How Drunk Minister's Confession Saved Senator Orengo’s Life

  • James Orengo and Raila Odinga in a past undated event File
  • In 1983, Siaya Senator James Orengo had to run away to seek asylum in Tanzania after a drunk Justus Ole Tipis, the then State Minister in charge of Internal Security, confessed to him that he had signed detention papers to arrest and torture the lawyer. 

    He was being linked to the 1982 aborted coup on former President Daniel Arap Moi's government. Orengo was arrested and charged with trumped-up charges. 

    "There was a time I was in parliament and I had a conversation with the late Ole Tipis, who was a little bit tipsy and he told me that they had different ways of dealing with me like they have dealt with people like JM Kariuki," Ole Tipis threatened. 

    A photo showing Justus Ole Tipis, Ronald Ngala & Daniel Arap Moi.

    While speaking on KTN's 'The Untold Story', Orengo explained how he had planned to play coy and assume that vital information. However, Joseph Nyaga, then a minister, followed him instantly and reminded him to pay attention to Ole Tipis' warning.

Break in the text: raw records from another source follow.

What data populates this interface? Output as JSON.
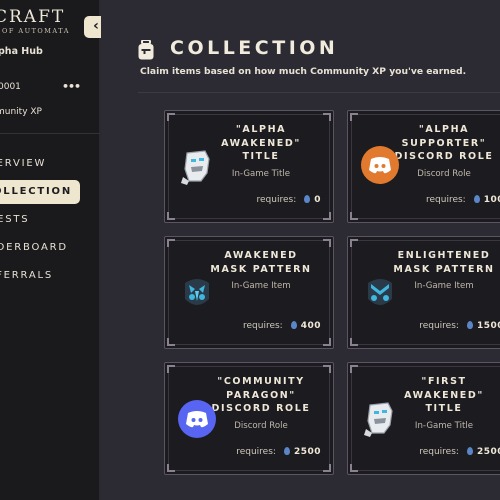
{
  "sidebar": {
    "logo_main": "CRAFT",
    "logo_sub": "OF AUTOMATA",
    "hub_name": "pha Hub",
    "user_id": "0001",
    "more": "•••",
    "xp_label": "munity XP",
    "collapse_icon": "chevron-left-icon",
    "nav": [
      {
        "label": "VERVIEW",
        "active": false
      },
      {
        "label": "OLLECTION",
        "active": true
      },
      {
        "label": "UESTS",
        "active": false
      },
      {
        "label": "ADERBOARD",
        "active": false
      },
      {
        "label": "EFERRALS",
        "active": false
      }
    ]
  },
  "main": {
    "title": "COLLECTION",
    "subtitle": "Claim items based on how much Community XP you've earned.",
    "requires_label": "requires:",
    "cards": [
      {
        "title_lines": [
          "\"ALPHA",
          "AWAKENED\"",
          "TITLE"
        ],
        "type": "In-Game Title",
        "xp": "0",
        "icon": "robot-icon"
      },
      {
        "title_lines": [
          "\"ALPHA",
          "SUPPORTER\"",
          "DISCORD ROLE"
        ],
        "type": "Discord Role",
        "xp": "100",
        "icon": "discord-orange-icon"
      },
      {
        "title_lines": [
          "AWAKENED",
          "MASK PATTERN"
        ],
        "type": "In-Game Item",
        "xp": "400",
        "icon": "mask-awakened-icon"
      },
      {
        "title_lines": [
          "ENLIGHTENED",
          "MASK PATTERN"
        ],
        "type": "In-Game Item",
        "xp": "1500",
        "icon": "mask-enlightened-icon"
      },
      {
        "title_lines": [
          "\"COMMUNITY",
          "PARAGON\"",
          "DISCORD ROLE"
        ],
        "type": "Discord Role",
        "xp": "2500",
        "icon": "discord-purple-icon"
      },
      {
        "title_lines": [
          "\"FIRST",
          "AWAKENED\"",
          "TITLE"
        ],
        "type": "In-Game Title",
        "xp": "2500",
        "icon": "robot-icon"
      }
    ]
  },
  "colors": {
    "accent": "#efe6cf",
    "xp_drop": "#5a86c8",
    "discord_orange": "#e17a2e",
    "discord_purple": "#5865f2"
  }
}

    "As he was telling me that, Joseph Nyaga followed me to where I was sitting with others and told me not to take it as a joke what Tipis was telling me. He asked me to confront it as a politician if I wanted to or not, but those people really meant to hurt me," Nyaga alarmed Orengo.

    After a few consultations, Orengo decided to seek asylum in Tanzania, but he escaped Kenya through Uganda. His personal life at that time was messed up a little bit. Orengo lost his mother during that week and he buried her on a Saturday before running away to hide in Tanzania on Sunday.

    Orengo, who was elected to Parliament as Ugenya MP in 1980 in a by-election, also lost his seat after he ran away. 

    However, fate was against him as his asylum was shortlived. Together with other fugitives in Tanzania, they were extradited to Kenya by the then Tanzania Prime Minister Edward Moringe Sokoine.

    Tanzania was reluctant to exchange the prisoners with Kenya, however, they were forced to bow to pressure as providing asylum to the fugitives tainted her image.

    After a few diplomatic calls, Orengo and the other fugitives were thrown in a bus which brought them to Kenya.

    "I have never had such a rough ride in my life. We were lying on the floor of a truck and the police were stepping on our heads with their boots. They kept questioning us on how we were so daring to try and overthrow the government," Orengo recalls. 

    They were all driven to Kamiti Maximum Prison. Orengo had lost his parliamentary seat and his freedom too. 

    James Orengo during a demonstration